:: ASSIGNMENT ::
Go through the material and return every line that contains the string "订单编号".

:: PROVIDED DATA ::
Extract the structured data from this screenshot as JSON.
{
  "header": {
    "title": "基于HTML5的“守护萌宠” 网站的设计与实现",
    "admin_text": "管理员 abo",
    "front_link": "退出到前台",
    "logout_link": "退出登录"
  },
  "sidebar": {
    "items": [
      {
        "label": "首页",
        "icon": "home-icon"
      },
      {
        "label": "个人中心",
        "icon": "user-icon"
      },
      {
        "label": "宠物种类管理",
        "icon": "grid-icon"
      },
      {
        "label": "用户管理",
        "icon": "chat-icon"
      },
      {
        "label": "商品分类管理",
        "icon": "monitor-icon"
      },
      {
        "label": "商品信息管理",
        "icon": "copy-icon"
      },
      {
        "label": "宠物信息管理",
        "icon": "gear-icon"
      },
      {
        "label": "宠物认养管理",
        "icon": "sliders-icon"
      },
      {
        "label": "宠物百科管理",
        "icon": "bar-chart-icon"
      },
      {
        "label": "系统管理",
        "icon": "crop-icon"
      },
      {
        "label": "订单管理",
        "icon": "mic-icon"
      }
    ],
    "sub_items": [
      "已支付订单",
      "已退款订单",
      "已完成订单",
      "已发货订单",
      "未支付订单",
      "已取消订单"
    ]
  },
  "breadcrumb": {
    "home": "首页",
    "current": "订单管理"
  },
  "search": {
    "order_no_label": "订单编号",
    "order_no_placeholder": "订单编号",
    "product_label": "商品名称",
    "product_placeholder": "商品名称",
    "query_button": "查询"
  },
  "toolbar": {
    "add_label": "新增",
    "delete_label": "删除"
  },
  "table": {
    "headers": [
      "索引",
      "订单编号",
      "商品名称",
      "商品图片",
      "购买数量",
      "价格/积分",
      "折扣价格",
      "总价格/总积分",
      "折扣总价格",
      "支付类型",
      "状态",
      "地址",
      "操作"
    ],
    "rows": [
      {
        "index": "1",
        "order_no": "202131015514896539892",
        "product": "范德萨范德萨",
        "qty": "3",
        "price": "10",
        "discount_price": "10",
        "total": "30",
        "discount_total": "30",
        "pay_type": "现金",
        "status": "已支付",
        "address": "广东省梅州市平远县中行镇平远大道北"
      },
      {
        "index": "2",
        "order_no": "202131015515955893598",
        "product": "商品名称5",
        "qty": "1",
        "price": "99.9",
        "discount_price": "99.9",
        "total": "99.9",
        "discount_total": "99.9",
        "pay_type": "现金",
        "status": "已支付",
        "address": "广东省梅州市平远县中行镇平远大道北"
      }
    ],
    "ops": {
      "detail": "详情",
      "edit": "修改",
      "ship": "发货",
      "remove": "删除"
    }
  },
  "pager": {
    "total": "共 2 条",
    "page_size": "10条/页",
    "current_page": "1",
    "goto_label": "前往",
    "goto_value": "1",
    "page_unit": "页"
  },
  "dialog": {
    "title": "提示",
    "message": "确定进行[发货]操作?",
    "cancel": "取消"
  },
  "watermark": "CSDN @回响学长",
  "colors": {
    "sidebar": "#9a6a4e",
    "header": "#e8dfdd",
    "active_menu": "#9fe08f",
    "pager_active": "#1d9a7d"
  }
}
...
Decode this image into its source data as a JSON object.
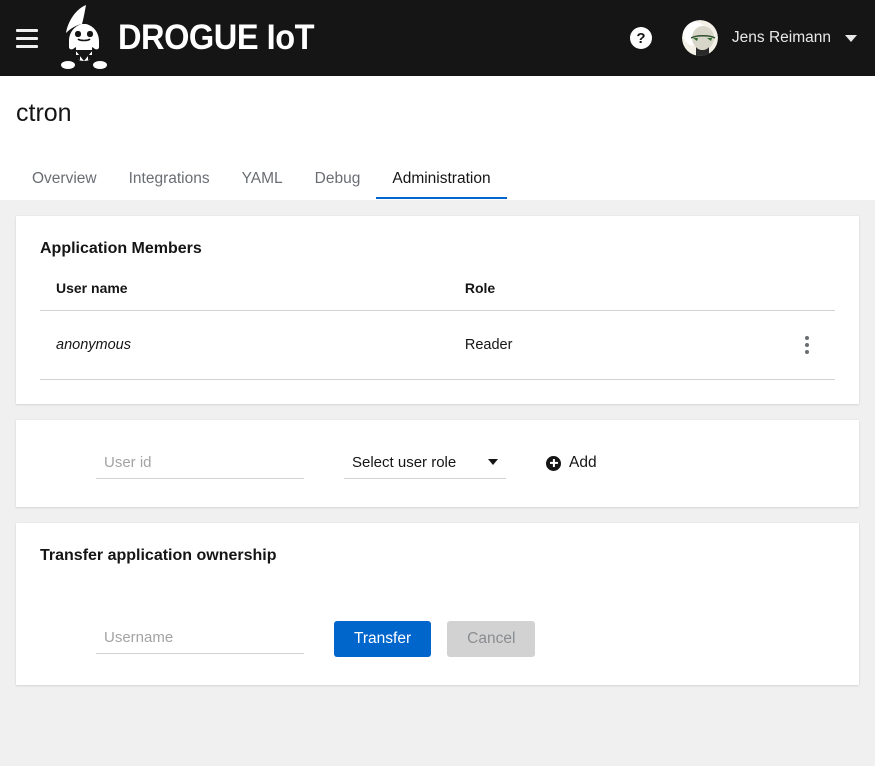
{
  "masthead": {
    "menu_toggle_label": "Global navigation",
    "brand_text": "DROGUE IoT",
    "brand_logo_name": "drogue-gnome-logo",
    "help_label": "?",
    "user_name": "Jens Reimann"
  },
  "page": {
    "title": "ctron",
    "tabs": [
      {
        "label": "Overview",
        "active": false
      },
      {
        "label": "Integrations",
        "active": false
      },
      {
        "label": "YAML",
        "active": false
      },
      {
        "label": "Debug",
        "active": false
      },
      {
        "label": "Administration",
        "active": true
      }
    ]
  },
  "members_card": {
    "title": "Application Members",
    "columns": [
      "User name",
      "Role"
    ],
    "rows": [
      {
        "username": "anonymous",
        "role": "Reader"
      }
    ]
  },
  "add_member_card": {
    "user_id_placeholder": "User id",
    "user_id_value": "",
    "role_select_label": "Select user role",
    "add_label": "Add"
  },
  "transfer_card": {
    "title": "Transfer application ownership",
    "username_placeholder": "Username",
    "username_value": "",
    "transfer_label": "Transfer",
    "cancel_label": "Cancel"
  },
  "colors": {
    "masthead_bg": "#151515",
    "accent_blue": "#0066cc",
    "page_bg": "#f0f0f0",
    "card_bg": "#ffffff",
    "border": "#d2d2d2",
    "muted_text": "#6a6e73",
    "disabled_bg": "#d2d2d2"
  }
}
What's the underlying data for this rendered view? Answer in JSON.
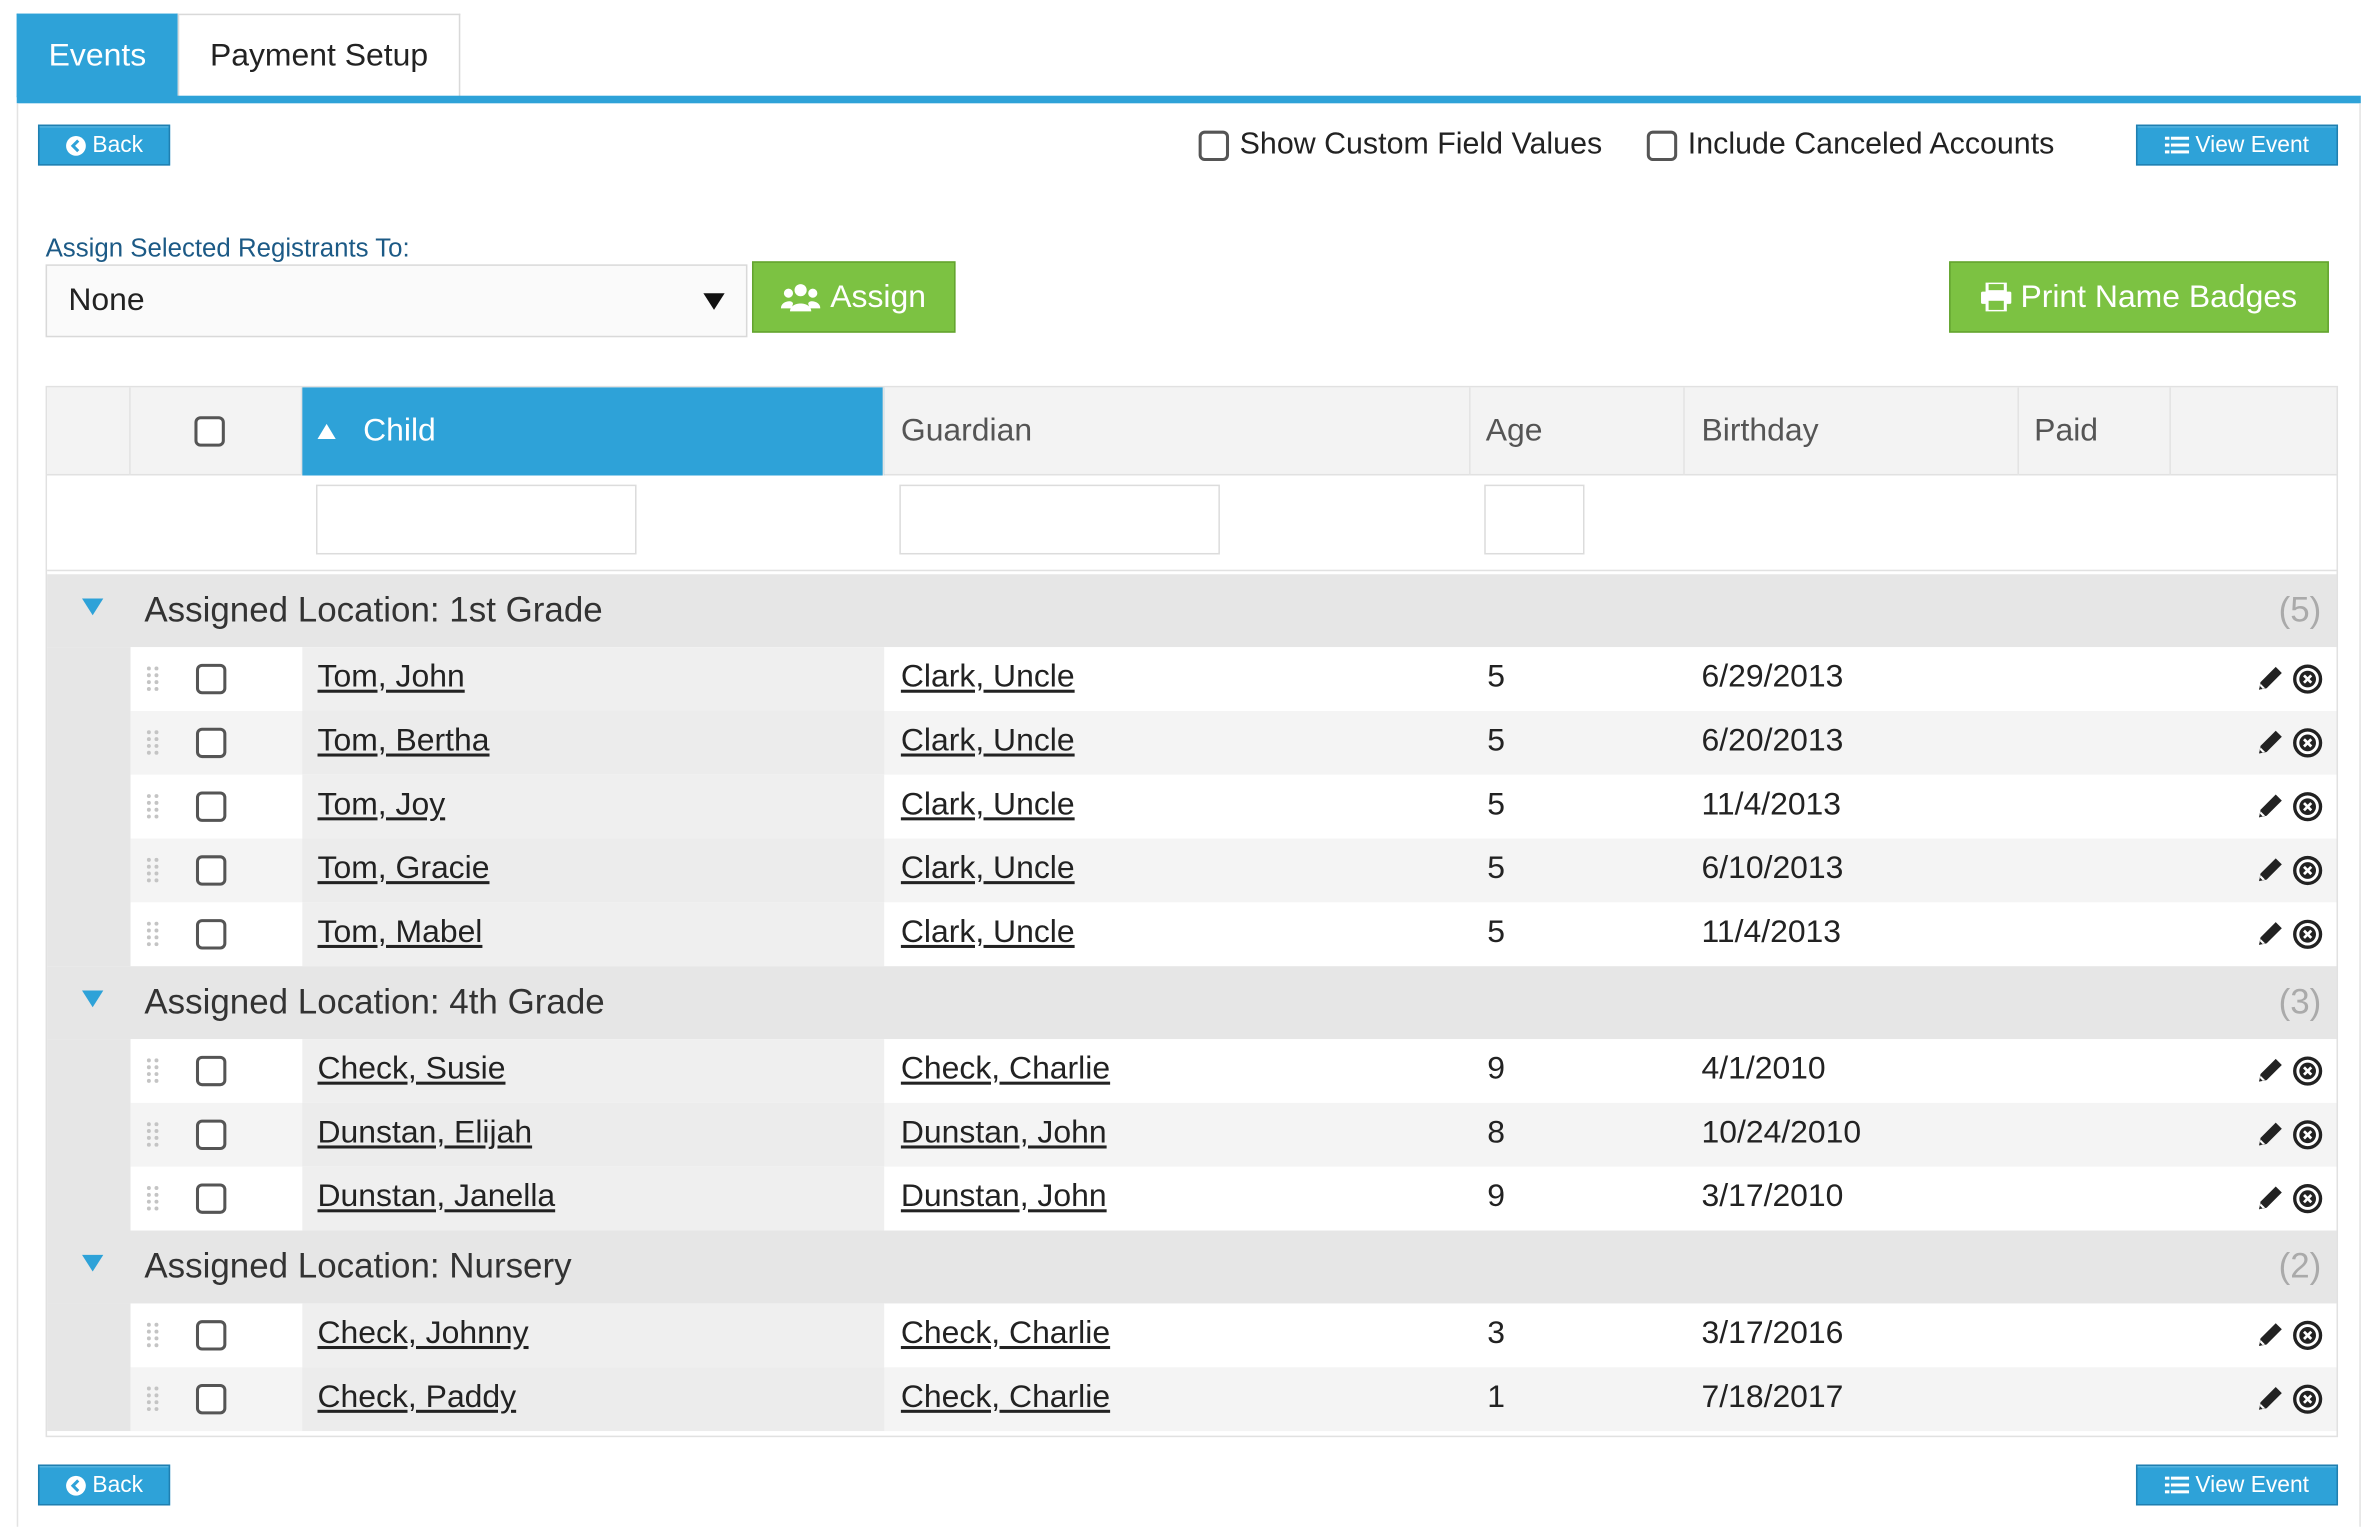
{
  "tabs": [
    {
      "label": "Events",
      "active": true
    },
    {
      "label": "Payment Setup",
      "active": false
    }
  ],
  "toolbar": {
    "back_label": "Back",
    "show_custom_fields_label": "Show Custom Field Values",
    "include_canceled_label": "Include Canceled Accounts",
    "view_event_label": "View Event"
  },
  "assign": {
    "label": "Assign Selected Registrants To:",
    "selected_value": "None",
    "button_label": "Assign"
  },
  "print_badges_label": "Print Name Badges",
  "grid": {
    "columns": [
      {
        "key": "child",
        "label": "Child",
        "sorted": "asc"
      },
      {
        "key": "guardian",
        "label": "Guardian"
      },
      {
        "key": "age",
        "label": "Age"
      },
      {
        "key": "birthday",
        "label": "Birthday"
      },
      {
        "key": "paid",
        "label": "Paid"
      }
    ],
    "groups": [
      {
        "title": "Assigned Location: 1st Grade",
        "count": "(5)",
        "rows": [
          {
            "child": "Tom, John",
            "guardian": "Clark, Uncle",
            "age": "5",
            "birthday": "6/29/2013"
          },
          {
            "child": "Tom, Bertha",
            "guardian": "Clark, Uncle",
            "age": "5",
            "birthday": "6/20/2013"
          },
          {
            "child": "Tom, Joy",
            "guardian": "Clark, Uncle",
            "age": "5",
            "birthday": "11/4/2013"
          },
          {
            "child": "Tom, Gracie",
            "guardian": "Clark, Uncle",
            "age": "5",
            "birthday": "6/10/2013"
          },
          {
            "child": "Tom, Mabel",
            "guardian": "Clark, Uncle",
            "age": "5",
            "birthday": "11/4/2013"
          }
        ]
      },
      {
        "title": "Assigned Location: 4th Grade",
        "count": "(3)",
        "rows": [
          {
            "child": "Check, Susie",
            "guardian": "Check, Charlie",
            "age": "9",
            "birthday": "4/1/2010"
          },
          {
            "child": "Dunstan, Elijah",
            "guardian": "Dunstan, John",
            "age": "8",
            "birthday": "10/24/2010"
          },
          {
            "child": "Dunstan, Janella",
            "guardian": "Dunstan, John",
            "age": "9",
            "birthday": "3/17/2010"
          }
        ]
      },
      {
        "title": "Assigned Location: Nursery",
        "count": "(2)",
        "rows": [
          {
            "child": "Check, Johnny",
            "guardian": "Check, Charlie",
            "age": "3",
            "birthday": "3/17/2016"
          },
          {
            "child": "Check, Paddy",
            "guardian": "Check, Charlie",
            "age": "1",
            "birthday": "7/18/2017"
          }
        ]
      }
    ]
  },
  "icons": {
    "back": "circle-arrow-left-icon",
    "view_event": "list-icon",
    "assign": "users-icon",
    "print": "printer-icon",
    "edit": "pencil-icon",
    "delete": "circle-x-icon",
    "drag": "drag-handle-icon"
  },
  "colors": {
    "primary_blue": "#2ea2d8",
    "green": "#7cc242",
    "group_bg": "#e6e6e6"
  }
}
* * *
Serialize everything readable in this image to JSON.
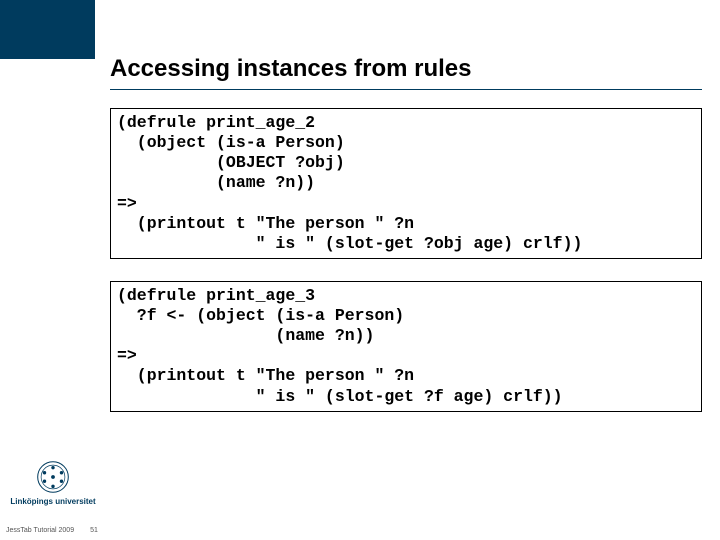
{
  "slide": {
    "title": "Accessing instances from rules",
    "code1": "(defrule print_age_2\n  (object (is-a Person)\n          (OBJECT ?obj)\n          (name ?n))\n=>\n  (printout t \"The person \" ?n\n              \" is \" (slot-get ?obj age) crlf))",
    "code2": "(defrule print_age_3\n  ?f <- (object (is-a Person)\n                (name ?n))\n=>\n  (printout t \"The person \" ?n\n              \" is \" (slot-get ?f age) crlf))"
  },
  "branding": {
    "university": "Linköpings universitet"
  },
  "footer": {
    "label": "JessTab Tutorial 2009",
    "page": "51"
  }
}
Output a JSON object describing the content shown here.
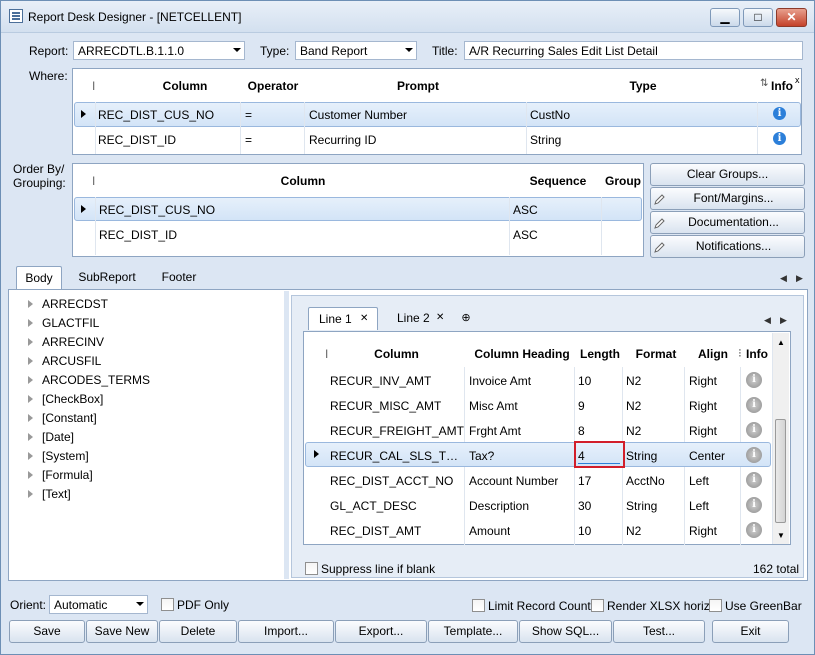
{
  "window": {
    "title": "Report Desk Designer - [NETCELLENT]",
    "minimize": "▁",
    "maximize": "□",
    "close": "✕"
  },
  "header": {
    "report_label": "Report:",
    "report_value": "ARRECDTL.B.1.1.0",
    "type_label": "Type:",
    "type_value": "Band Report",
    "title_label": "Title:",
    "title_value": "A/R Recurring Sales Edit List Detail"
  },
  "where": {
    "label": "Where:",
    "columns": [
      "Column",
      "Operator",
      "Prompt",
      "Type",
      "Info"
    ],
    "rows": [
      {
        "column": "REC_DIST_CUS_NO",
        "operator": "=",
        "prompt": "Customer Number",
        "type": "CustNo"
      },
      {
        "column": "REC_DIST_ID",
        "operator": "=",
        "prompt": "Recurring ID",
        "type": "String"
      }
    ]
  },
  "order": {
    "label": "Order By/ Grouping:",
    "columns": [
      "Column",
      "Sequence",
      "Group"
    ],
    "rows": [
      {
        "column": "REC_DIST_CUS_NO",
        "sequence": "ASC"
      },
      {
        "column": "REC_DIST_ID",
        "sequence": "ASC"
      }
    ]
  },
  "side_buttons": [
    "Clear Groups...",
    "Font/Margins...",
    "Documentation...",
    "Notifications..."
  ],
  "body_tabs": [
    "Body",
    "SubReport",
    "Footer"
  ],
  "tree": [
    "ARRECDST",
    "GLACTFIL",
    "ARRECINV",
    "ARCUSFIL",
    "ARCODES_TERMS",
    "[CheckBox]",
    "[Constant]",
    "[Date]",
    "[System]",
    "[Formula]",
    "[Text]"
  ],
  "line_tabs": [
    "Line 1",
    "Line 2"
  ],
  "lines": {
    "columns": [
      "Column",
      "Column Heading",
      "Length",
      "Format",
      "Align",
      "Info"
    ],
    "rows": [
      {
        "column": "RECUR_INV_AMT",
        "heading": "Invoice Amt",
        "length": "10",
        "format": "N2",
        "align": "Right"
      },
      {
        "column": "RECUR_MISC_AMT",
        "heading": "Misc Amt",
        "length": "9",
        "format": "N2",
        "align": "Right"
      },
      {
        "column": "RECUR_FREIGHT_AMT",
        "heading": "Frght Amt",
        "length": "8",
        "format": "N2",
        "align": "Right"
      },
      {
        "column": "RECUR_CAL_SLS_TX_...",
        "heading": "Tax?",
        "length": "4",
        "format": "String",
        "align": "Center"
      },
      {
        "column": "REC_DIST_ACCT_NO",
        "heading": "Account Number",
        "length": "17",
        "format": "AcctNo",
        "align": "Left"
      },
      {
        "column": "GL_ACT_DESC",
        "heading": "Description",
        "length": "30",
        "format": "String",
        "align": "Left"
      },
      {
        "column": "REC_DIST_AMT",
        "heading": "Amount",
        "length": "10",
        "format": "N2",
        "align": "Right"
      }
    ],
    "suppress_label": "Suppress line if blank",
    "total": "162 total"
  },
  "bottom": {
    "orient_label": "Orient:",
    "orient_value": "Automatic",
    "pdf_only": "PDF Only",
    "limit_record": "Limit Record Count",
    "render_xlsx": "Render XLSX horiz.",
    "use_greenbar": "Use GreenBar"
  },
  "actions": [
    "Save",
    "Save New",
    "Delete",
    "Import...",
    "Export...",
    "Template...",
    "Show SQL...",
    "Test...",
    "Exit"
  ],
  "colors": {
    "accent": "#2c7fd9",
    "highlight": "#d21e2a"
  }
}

:: TASK RESULT ::
    "order_no_label": "订单编号",
    "order_no_placeholder": "订单编号",
      "订单编号",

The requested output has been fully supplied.